== TASK GOAL ==
Lines in the listing below that hold "title" are the ones to copy.

== SOURCE INFORMATION ==

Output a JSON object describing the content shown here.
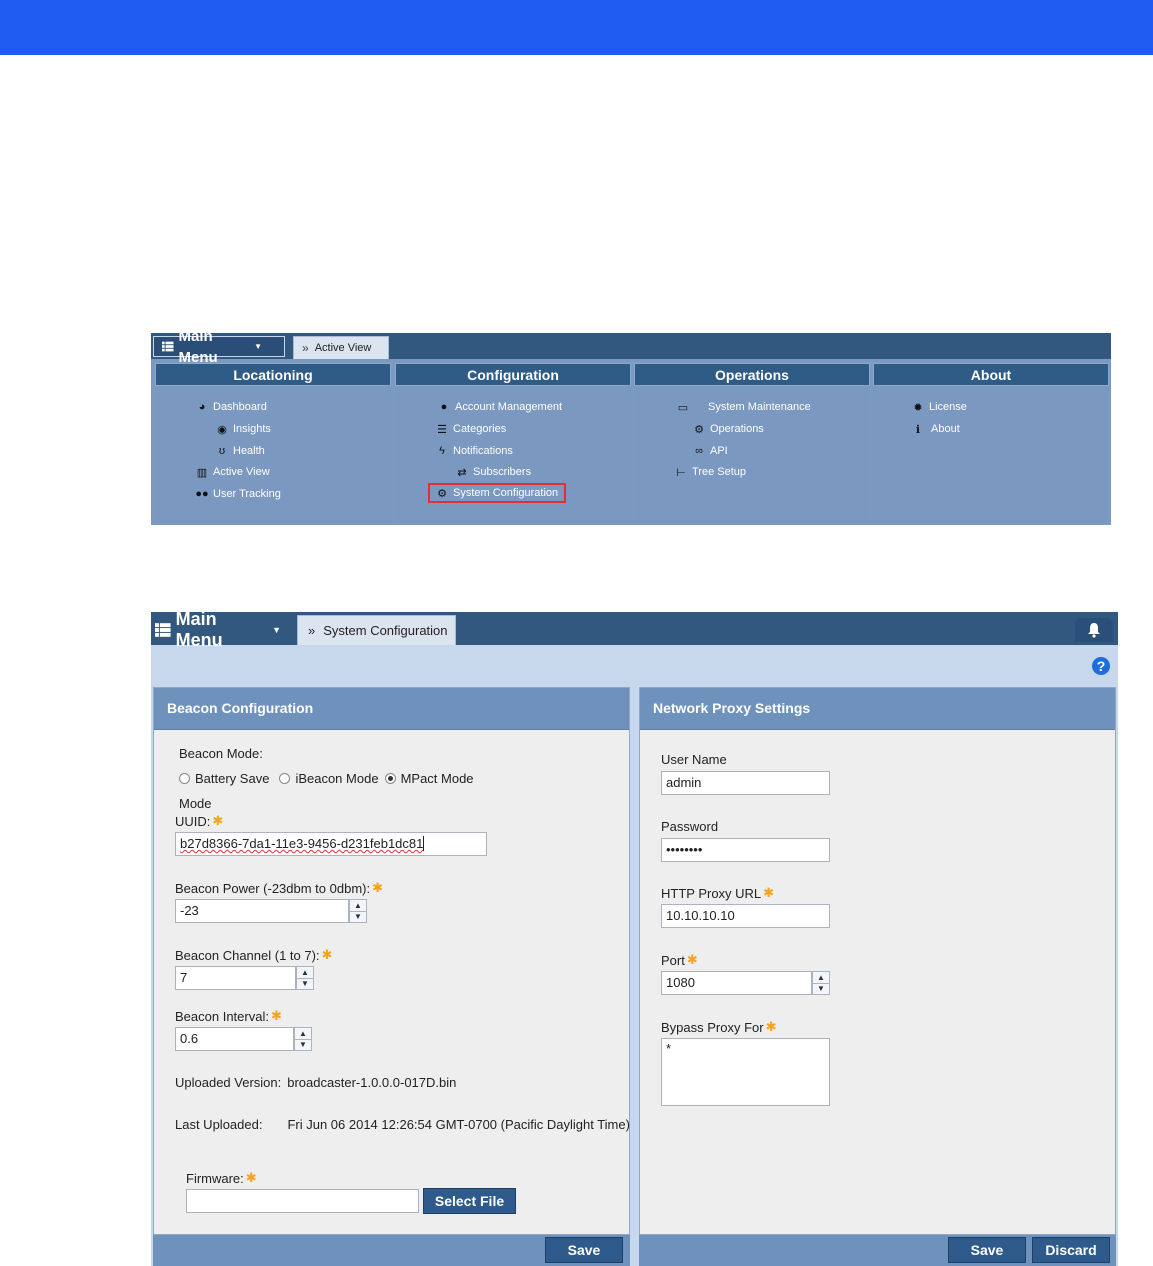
{
  "menu": {
    "main_menu_label": "Main Menu",
    "active_tab_label": "Active View",
    "columns": [
      {
        "title": "Locationing",
        "items": [
          {
            "label": "Dashboard",
            "icon": "dashboard-icon"
          },
          {
            "label": "Insights",
            "icon": "eye-icon"
          },
          {
            "label": "Health",
            "icon": "stethoscope-icon"
          },
          {
            "label": "Active View",
            "icon": "bar-chart-icon"
          },
          {
            "label": "User Tracking",
            "icon": "users-icon"
          }
        ]
      },
      {
        "title": "Configuration",
        "items": [
          {
            "label": "Account Management",
            "icon": "user-key-icon"
          },
          {
            "label": "Categories",
            "icon": "list-icon"
          },
          {
            "label": "Notifications",
            "icon": "lightning-icon"
          },
          {
            "label": "Subscribers",
            "icon": "arrows-exchange-icon"
          },
          {
            "label": "System Configuration",
            "icon": "gears-icon",
            "highlighted": true
          }
        ]
      },
      {
        "title": "Operations",
        "items": [
          {
            "label": "System Maintenance",
            "icon": "monitor-gear-icon"
          },
          {
            "label": "Operations",
            "icon": "gears-icon"
          },
          {
            "label": "API",
            "icon": "link-icon"
          },
          {
            "label": "Tree Setup",
            "icon": "tree-icon"
          }
        ]
      },
      {
        "title": "About",
        "items": [
          {
            "label": "License",
            "icon": "badge-icon"
          },
          {
            "label": "About",
            "icon": "info-icon"
          }
        ]
      }
    ]
  },
  "sysconfig": {
    "main_menu_label": "Main Menu",
    "active_tab_label": "System Configuration",
    "help_glyph": "?",
    "beacon": {
      "title": "Beacon Configuration",
      "mode_label": "Beacon Mode:",
      "mode_options": [
        "Battery Save",
        "iBeacon Mode",
        "MPact Mode"
      ],
      "mode_selected": "MPact Mode",
      "mode_wrap_label": "Mode",
      "uuid_label": "UUID:",
      "uuid_value": "b27d8366-7da1-11e3-9456-d231feb1dc81",
      "power_label": "Beacon Power (-23dbm to 0dbm):",
      "power_value": "-23",
      "channel_label": "Beacon Channel (1 to 7):",
      "channel_value": "7",
      "interval_label": "Beacon Interval:",
      "interval_value": "0.6",
      "uploaded_version_label": "Uploaded Version:",
      "uploaded_version_value": "broadcaster-1.0.0.0-017D.bin",
      "last_uploaded_label": "Last Uploaded:",
      "last_uploaded_value": "Fri Jun 06 2014 12:26:54 GMT-0700 (Pacific Daylight Time)",
      "firmware_label": "Firmware:",
      "firmware_value": "",
      "select_file_label": "Select File",
      "save_label": "Save"
    },
    "proxy": {
      "title": "Network Proxy Settings",
      "username_label": "User Name",
      "username_value": "admin",
      "password_label": "Password",
      "password_value": "••••••••",
      "http_proxy_label": "HTTP Proxy URL",
      "http_proxy_value": "10.10.10.10",
      "port_label": "Port",
      "port_value": "1080",
      "bypass_label": "Bypass Proxy For",
      "bypass_value": "*",
      "save_label": "Save",
      "discard_label": "Discard"
    },
    "required_marker": "✱"
  },
  "colors": {
    "top_bar": "#1f5cf2",
    "header_dark": "#33587f",
    "panel_header": "#6f92bd",
    "required_star": "#f4a31a",
    "highlight_box": "#e03030"
  }
}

== PROBLEM SOLUTION ==
        "title": "Locationing",
        "title": "Configuration",
        "title": "Operations",
        "title": "About",
      "title": "Beacon Configuration",
      "title": "Network Proxy Settings",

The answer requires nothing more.